What will you be working on next?
I’ll be working on the manuscript of my book, which is being published next year with Burning Eye! The title of the book is Split and it’s split (heh) down the middle. One half is about what it means to be a constant other, what it means to be perceived as fragmented: both a foreigner and a westerner, a Muslim who is not ‘Muslim enough.’ The other half is about abuse and the aftermath: trauma, healing, and learning how to love differently. Both halves are about coming to terms with a patchwork self that is forever being split and stitched back together. I’m also working on creating an open mic night and a show centred around the South Asian female voice with my collective The Yoni Verse.
The venue: Scarborough Art Gallery

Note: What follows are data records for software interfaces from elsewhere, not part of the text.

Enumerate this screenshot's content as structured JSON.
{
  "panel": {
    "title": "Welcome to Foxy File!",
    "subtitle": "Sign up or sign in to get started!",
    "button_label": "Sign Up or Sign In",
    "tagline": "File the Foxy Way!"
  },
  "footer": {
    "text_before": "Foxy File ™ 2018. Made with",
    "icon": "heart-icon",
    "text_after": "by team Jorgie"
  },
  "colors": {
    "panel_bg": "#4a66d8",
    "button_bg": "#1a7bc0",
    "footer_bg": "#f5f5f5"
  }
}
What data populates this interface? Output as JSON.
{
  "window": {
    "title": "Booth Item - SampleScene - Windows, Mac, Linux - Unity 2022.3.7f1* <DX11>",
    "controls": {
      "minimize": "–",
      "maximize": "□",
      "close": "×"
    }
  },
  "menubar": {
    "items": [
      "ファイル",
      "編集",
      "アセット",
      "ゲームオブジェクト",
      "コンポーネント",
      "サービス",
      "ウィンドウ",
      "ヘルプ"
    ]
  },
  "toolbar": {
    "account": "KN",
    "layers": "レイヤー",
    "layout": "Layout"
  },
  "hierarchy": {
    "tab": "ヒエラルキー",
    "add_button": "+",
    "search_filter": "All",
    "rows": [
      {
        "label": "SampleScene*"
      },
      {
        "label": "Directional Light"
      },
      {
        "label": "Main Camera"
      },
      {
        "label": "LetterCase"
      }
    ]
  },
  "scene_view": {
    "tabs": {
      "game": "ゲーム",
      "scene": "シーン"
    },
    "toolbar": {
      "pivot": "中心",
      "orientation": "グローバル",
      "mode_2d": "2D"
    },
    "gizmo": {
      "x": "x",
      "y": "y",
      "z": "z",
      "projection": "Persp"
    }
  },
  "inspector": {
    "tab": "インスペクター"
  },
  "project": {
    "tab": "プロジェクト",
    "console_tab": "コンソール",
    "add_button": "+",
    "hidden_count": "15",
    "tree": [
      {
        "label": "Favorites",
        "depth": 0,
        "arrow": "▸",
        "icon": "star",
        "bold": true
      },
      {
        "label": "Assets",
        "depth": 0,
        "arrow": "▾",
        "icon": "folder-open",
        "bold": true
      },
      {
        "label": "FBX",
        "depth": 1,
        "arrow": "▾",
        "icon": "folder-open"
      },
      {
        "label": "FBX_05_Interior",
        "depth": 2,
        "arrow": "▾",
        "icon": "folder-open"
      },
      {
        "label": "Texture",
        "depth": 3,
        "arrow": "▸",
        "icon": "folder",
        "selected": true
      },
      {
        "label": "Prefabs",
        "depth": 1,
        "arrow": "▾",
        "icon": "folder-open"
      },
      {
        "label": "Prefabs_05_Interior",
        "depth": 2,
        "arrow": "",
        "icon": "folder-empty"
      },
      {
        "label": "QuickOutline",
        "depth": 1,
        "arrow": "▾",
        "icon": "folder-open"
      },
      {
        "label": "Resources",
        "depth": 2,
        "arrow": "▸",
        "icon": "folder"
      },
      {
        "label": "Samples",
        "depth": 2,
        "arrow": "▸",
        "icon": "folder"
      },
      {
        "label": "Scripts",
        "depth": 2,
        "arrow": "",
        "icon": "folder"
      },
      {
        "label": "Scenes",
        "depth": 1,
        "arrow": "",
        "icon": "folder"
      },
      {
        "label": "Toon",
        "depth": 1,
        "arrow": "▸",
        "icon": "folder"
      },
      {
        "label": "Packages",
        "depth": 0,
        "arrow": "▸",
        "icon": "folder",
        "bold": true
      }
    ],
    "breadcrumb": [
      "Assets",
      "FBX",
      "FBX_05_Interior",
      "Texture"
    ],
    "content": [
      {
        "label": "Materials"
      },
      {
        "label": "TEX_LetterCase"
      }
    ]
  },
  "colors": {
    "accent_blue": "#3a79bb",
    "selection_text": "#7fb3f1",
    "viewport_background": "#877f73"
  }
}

The gallery, originally called Crescent House, was built in 1845 as a house for local solicitor John Uppleby. After several changes of private ownership it was bought by Scarborough Borough Council in 1942 and used as a welfare clinic and children’s nursery. In February 1947, it was decided that the building would be turned into an art gallery and on 17th November of the same year it opened its doors to the public.
The first floor and two galleries on the ground floor are devoted to the permanent display of the Scarborough Collections. The ground floor also houses the Gallery’s temporary exhibition space, which hosts three short-term displays a year combining pieces from the central collections and loans from both other institutions and private lenders.
Among the gallery's artworks are a group of seascapes and views of Scarborough by John Atkinson Grimshaw, works by Frederic Leighton and Frank Brangwyn, and prints and drawings by many other notable British artists.
If you're feeling inspired, you can explore art near you by finding your closest venue here: there are museums, galleries and more from all over the UK.
Or, you can keep exploring artworks online. You can look at more brightly-coloured Fauvist art, or perhaps go for something completely different: try searching for random topics or using the artwork shuffle on the artwork page.